Provided data section start

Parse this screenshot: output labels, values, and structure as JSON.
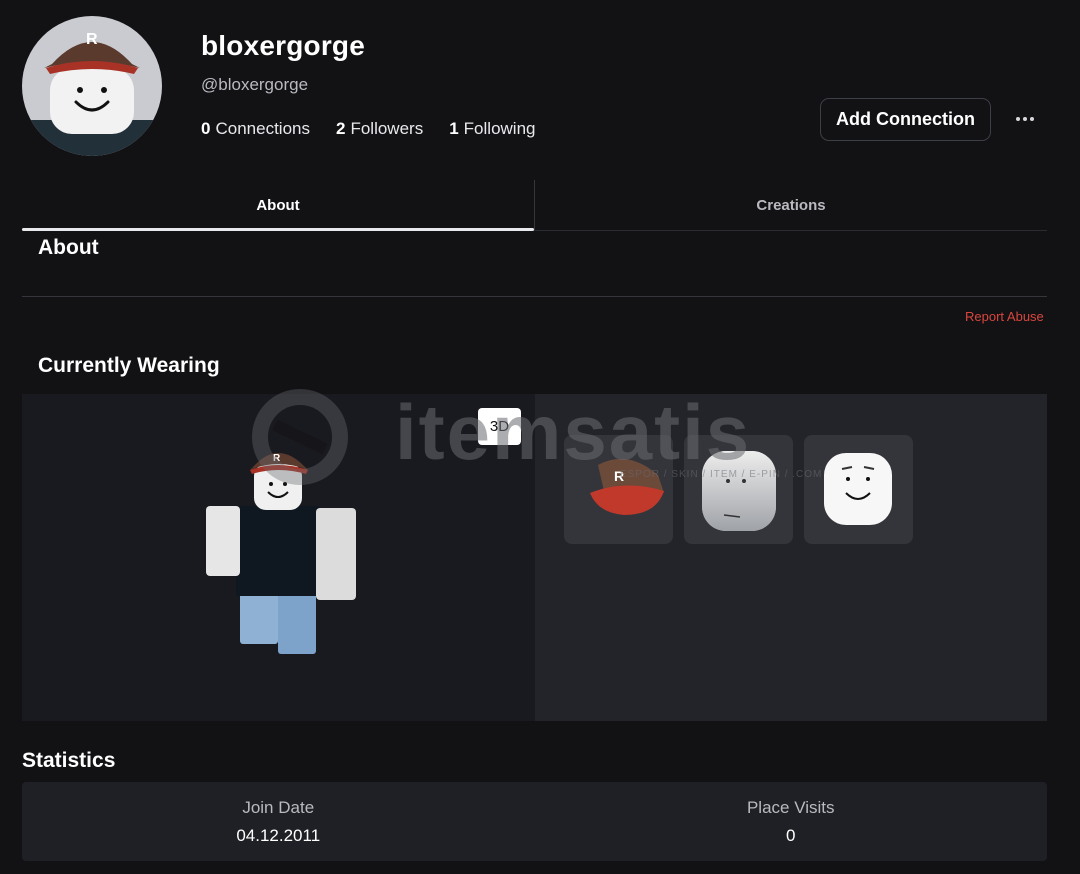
{
  "profile": {
    "display_name": "bloxergorge",
    "username": "@bloxergorge",
    "connections_count": "0",
    "connections_label": "Connections",
    "followers_count": "2",
    "followers_label": "Followers",
    "following_count": "1",
    "following_label": "Following"
  },
  "actions": {
    "add_connection_label": "Add Connection",
    "more_icon": "ellipsis-icon"
  },
  "tabs": [
    {
      "label": "About",
      "active": true
    },
    {
      "label": "Creations",
      "active": false
    }
  ],
  "about": {
    "title": "About",
    "report_abuse_label": "Report Abuse"
  },
  "wearing": {
    "title": "Currently Wearing",
    "view_toggle_label": "3D",
    "items": [
      {
        "name": "red-baseball-cap"
      },
      {
        "name": "gray-head"
      },
      {
        "name": "smile-face-head"
      }
    ]
  },
  "watermark": {
    "text": "itemsatis",
    "subtext": "ESPOR / SKIN / ITEM / E-PIN / .COM"
  },
  "statistics": {
    "title": "Statistics",
    "join_date_label": "Join Date",
    "join_date_value": "04.12.2011",
    "place_visits_label": "Place Visits",
    "place_visits_value": "0"
  },
  "colors": {
    "background": "#121215",
    "panel": "#1f2025",
    "report_abuse": "#d9463d",
    "cap_red": "#c0392b",
    "cap_brown": "#5b3a2e"
  }
}
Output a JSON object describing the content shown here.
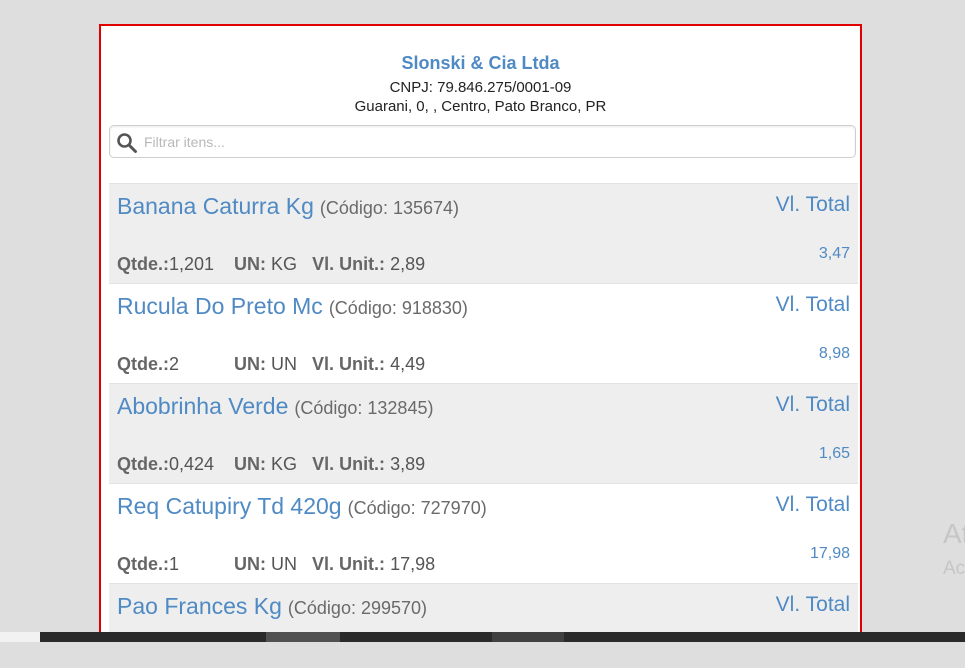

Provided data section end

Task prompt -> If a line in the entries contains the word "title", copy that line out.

Solution for this problem ->
    "title": "About",
    "title": "Currently Wearing",
    "title": "Statistics",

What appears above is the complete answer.